- WHAT IS EXPECTED: Across the listing that follows, establish how many lines contain the string "JSON" and provide that number by itself.

- INFORMATION SUPPLIED:
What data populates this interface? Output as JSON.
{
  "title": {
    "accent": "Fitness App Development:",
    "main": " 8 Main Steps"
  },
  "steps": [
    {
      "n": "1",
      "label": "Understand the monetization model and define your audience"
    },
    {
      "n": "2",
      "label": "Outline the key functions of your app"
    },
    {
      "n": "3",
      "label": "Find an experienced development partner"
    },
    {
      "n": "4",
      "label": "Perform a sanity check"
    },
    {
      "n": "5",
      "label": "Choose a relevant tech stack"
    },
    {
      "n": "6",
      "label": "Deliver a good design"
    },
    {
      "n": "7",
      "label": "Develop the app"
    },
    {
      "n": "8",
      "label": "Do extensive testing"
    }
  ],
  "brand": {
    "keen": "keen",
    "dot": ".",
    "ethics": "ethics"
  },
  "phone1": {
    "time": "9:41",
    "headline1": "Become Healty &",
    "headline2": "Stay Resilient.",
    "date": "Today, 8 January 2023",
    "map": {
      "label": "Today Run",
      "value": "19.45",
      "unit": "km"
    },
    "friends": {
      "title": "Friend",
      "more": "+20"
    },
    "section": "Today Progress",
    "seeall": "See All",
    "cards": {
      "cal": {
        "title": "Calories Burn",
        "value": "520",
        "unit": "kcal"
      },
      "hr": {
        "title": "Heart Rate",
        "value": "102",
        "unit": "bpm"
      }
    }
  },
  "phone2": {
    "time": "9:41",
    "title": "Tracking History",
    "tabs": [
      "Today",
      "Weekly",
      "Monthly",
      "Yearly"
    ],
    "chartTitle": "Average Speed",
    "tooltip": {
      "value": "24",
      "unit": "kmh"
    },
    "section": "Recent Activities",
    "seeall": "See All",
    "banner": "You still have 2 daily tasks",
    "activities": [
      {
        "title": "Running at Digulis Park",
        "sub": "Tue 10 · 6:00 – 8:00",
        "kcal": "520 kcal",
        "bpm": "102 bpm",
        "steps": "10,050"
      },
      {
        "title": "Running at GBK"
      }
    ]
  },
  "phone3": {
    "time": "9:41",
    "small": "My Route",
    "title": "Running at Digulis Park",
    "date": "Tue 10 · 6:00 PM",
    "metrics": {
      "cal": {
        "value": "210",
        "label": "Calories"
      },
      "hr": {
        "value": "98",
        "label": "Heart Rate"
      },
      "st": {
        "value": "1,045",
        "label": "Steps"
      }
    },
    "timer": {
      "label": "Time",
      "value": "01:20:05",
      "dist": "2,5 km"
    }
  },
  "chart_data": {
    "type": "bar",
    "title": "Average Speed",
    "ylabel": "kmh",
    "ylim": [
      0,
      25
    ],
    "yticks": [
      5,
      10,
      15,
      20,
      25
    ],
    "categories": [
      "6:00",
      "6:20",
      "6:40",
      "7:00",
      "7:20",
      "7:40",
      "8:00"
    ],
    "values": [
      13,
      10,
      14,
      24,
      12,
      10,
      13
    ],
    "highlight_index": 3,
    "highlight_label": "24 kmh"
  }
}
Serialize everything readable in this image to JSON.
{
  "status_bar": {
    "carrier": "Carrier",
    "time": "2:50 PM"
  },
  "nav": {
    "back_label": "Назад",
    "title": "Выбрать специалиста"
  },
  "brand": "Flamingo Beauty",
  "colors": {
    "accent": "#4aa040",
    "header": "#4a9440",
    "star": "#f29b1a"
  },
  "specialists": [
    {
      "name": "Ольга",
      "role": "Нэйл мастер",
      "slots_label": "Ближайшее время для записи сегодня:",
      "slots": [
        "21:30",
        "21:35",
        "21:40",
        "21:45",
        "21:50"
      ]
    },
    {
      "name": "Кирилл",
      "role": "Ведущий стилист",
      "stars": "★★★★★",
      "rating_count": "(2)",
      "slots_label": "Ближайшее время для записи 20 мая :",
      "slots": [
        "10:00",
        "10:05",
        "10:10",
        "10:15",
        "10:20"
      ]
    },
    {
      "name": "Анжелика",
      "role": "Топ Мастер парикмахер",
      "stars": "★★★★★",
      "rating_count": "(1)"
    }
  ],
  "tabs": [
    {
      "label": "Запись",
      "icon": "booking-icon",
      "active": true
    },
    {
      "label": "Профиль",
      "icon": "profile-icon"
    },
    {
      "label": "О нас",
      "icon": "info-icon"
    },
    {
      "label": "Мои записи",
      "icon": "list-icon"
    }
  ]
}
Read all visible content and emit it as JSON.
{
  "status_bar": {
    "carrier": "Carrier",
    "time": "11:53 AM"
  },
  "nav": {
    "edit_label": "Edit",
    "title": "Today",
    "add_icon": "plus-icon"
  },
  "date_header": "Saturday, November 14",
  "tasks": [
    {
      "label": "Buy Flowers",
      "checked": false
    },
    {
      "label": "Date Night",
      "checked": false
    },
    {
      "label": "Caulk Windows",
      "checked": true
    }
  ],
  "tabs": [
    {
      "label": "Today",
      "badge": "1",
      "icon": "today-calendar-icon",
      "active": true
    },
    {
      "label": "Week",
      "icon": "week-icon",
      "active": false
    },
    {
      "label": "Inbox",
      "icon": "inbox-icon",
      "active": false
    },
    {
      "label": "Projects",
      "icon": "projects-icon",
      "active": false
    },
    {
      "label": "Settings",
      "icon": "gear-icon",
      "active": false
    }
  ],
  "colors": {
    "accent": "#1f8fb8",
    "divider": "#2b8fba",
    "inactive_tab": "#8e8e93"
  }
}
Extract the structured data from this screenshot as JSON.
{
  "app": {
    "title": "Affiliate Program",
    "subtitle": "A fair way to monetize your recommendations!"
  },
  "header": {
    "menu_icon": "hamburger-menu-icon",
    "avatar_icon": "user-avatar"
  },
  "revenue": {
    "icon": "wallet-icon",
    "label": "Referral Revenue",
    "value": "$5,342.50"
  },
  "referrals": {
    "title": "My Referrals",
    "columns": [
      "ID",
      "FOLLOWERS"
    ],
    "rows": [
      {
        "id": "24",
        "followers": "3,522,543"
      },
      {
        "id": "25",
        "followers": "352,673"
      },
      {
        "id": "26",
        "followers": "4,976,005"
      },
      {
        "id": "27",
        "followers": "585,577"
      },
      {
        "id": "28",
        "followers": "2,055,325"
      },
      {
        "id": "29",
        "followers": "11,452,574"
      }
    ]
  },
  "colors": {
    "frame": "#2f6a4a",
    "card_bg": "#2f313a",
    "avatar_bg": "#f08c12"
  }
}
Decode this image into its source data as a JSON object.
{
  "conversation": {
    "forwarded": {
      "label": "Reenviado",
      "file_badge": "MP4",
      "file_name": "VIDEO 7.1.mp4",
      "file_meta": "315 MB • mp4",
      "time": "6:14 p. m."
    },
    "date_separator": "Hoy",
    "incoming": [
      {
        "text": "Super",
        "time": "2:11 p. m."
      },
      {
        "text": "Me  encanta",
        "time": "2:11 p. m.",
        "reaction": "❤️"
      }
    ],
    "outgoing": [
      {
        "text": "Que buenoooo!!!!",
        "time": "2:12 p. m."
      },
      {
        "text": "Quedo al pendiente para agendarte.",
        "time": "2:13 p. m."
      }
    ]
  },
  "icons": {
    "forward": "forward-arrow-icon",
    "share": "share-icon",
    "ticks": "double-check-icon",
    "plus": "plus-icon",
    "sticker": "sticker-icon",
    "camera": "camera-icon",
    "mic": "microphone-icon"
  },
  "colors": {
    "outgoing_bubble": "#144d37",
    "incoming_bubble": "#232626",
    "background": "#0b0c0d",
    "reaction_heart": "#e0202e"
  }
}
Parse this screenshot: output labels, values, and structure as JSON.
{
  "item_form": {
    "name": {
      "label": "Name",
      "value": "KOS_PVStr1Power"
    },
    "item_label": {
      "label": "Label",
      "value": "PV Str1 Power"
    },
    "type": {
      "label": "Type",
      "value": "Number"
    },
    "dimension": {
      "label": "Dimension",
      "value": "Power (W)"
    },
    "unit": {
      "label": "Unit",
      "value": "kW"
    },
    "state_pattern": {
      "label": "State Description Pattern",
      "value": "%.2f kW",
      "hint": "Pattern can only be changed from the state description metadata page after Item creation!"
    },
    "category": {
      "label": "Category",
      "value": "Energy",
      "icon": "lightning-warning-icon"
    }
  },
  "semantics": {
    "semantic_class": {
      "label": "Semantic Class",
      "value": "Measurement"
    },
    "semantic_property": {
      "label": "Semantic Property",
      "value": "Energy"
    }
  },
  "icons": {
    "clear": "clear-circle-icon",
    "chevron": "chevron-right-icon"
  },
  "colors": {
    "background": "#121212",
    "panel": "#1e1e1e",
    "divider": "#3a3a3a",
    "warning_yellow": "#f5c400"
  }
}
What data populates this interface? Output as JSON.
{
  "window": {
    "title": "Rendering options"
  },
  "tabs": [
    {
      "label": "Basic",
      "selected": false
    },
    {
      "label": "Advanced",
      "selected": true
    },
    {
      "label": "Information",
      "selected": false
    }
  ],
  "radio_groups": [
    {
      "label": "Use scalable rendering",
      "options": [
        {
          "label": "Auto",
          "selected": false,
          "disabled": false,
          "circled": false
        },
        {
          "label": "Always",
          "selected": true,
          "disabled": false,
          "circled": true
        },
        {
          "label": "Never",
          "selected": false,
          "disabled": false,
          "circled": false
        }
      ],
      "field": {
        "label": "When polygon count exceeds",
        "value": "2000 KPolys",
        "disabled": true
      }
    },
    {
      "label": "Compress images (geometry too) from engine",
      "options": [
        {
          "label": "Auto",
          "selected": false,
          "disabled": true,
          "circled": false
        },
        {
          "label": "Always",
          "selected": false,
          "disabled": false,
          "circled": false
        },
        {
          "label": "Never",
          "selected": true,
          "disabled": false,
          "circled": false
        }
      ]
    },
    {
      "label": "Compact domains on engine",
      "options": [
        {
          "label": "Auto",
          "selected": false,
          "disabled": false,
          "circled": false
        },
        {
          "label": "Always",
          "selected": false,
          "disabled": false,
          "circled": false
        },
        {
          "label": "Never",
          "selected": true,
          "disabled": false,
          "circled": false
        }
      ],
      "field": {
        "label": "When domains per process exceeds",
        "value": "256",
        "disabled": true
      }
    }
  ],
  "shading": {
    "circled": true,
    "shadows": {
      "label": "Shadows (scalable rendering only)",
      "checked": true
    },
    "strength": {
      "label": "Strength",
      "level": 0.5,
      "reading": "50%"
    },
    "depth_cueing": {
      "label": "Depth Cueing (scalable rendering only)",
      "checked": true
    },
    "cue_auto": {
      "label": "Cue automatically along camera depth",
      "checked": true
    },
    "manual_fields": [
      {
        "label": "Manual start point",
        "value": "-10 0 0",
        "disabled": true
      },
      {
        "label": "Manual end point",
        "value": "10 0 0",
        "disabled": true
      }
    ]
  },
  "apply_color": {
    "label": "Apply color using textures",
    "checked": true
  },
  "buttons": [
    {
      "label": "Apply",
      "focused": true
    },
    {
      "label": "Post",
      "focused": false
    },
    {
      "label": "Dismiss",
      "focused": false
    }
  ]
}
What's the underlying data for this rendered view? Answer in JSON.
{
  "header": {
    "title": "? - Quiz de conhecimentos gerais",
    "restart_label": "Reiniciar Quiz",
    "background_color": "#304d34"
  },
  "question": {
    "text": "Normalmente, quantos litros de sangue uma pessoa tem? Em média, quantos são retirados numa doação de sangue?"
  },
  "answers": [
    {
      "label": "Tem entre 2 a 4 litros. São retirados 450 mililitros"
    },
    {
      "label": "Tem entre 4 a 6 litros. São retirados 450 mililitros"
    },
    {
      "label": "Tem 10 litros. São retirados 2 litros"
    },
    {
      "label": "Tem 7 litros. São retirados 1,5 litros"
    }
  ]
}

- TASK RESPONSE: 8